Whilst The Affair is stunning in it’s depiction of gender politics and heteronormative relationships, it’s also terrific in it’s insight into human nature and how we all rely on stories, memory and fantasy in confirming our own identities, relationships, love affairs and existence in spite of the unreliable nature of their sources.
We can see it in Alison’s grandmother with her deteriorating mind, failing to recognise her own daughter but acknowledging her granddaughter. We see it in the history of Montauk itself with it’s long standing family feuds and bootlegging enterprises spilling out into the present. We see it in how Alison’s boss Oscar clings on to the one time he got to fuck her as a teenager (‘I popped her cherry’ he brags to Noah at one point) and uses it as agency for some crude ownership he thinks he’s entitled to have over her. And we see it in the horrifically heartbreaking sequences in which the events which led to the death of Cole and Alison’s son are continually brought up as emotional bartering tools with the blame firing from one parent to the other, but neither truly capable of distinguishing the true event from the version of it they each have in their head.
As a story about stories in which a main character is (in all likelihood) writing a book based on said stories, The Affair is a piece of unbridled meta TV drama which is beguiling in it’s portrayal of the delusions, fantasies and lies which stab at the heart of all of human existence but also in it’s awareness of standard contemporary television tropes, structures and characterisation with an aping of the use of male and female gaze in modern programming.

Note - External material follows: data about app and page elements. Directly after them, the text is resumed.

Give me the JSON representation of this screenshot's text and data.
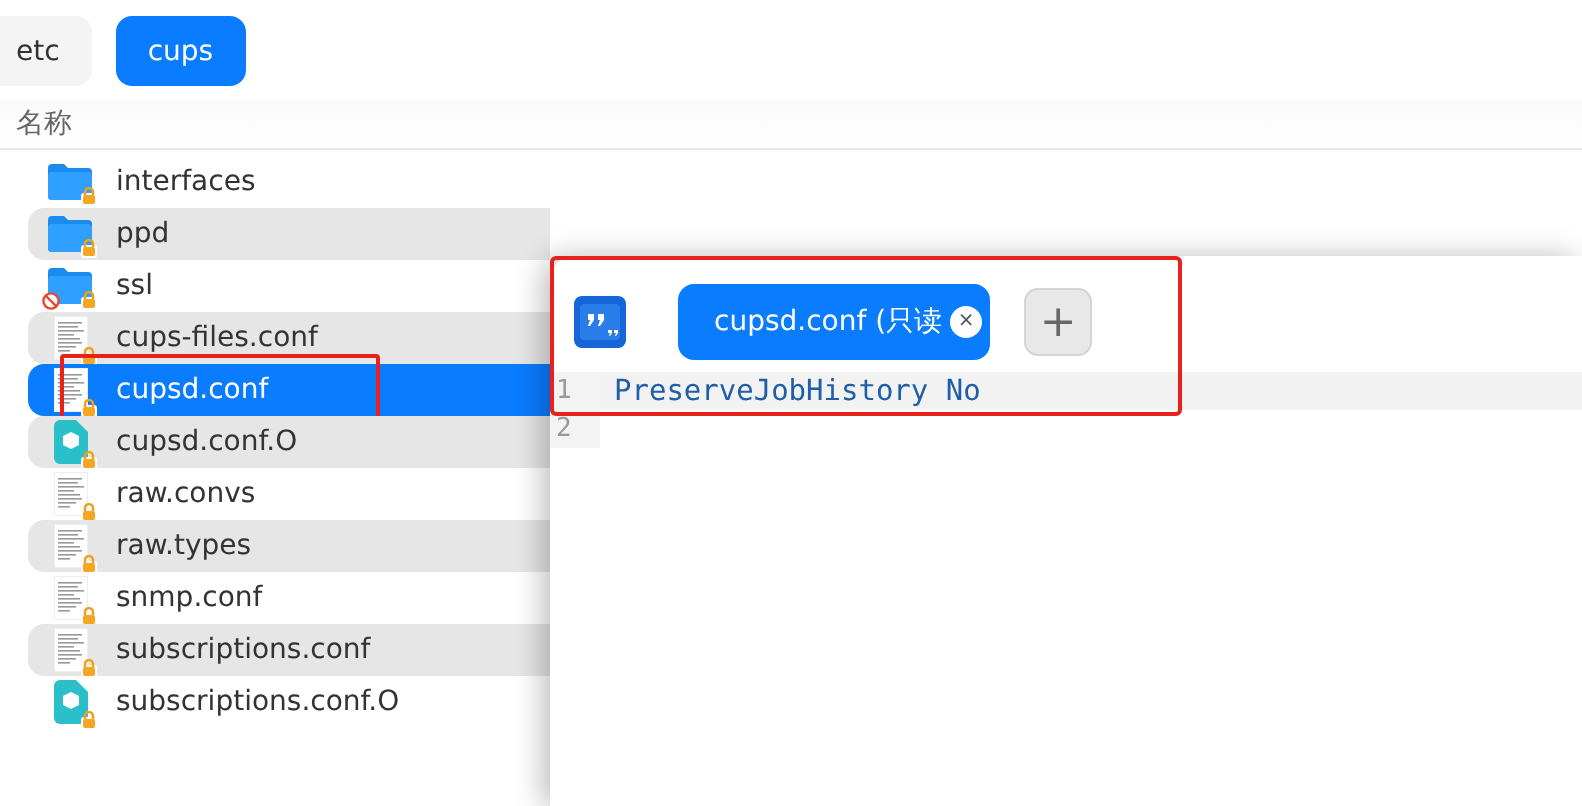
{
  "breadcrumb": [
    {
      "label": "etc",
      "selected": false
    },
    {
      "label": "cups",
      "selected": true
    }
  ],
  "file_list": {
    "column_header": "名称",
    "rows": [
      {
        "name": "interfaces",
        "kind": "folder",
        "selected": false,
        "highlighted": false,
        "blocked": false
      },
      {
        "name": "ppd",
        "kind": "folder",
        "selected": false,
        "highlighted": false,
        "blocked": false
      },
      {
        "name": "ssl",
        "kind": "folder",
        "selected": false,
        "highlighted": false,
        "blocked": true
      },
      {
        "name": "cups-files.conf",
        "kind": "text",
        "selected": false,
        "highlighted": false,
        "blocked": false
      },
      {
        "name": "cupsd.conf",
        "kind": "text",
        "selected": true,
        "highlighted": true,
        "blocked": false
      },
      {
        "name": "cupsd.conf.O",
        "kind": "package",
        "selected": false,
        "highlighted": false,
        "blocked": false
      },
      {
        "name": "raw.convs",
        "kind": "text",
        "selected": false,
        "highlighted": false,
        "blocked": false
      },
      {
        "name": "raw.types",
        "kind": "text",
        "selected": false,
        "highlighted": false,
        "blocked": false
      },
      {
        "name": "snmp.conf",
        "kind": "text",
        "selected": false,
        "highlighted": false,
        "blocked": false
      },
      {
        "name": "subscriptions.conf",
        "kind": "text",
        "selected": false,
        "highlighted": false,
        "blocked": false
      },
      {
        "name": "subscriptions.conf.O",
        "kind": "package",
        "selected": false,
        "highlighted": false,
        "blocked": false
      }
    ]
  },
  "editor": {
    "highlighted": true,
    "tabs": [
      {
        "label": "cupsd.conf (只读",
        "selected": true,
        "close": "×"
      }
    ],
    "new_tab": "+",
    "lines": [
      {
        "number": "1",
        "text": "PreserveJobHistory No",
        "current": true
      },
      {
        "number": "2",
        "current": false
      }
    ]
  }
}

From a writing perspective, the show carefully deconstructs the complexities of each character by engaging with them from different perspectives. The psychology of each character is laid bare, and in any usual show – even an ensemble one – we’ll always rely on one main character from which to designate a core perspective. In The Affair, the writers have gotten directly into the minds of each character and keep pushing whatever buttons they have for implosion, and if you look closely enough you can see the strings that they’re pulling to make each character move.
With the first episode of Season 2 having just aired it’ll be interesting to see which track the show chooses to take next and which characters we’ll be allowed to probe the minds of next. One things for sure, you won’t be able to believe a single word of it. And that’s the most honest story there is.
Amy Roberts (a.k.a Alabama Roxanne) is a writer, blogger and multidisciplinary artist based in Liverpool, UK. She’s published internationally, in print and online, and recently had a guest editorship at Queen of the Track zine. Her poetry explores the mythologies of the Final Girl, which is the basis of her collection-in-progress. She was featured on a panel of David Lynch experts at a Northern Film & Media event in early 2015, and is the bassist for crust-punk band Aüralskit. Her blog ‘I Never Knew You Were Such A Monster‘, fiction and non-fiction about the horrors of everyday life, was shortlisted in the Blog North Awards two years running. She’s interested in illustration, photography, go-go dancing and Timothy Olyphant. She is vehemently, batshit insanely, Team Catalano.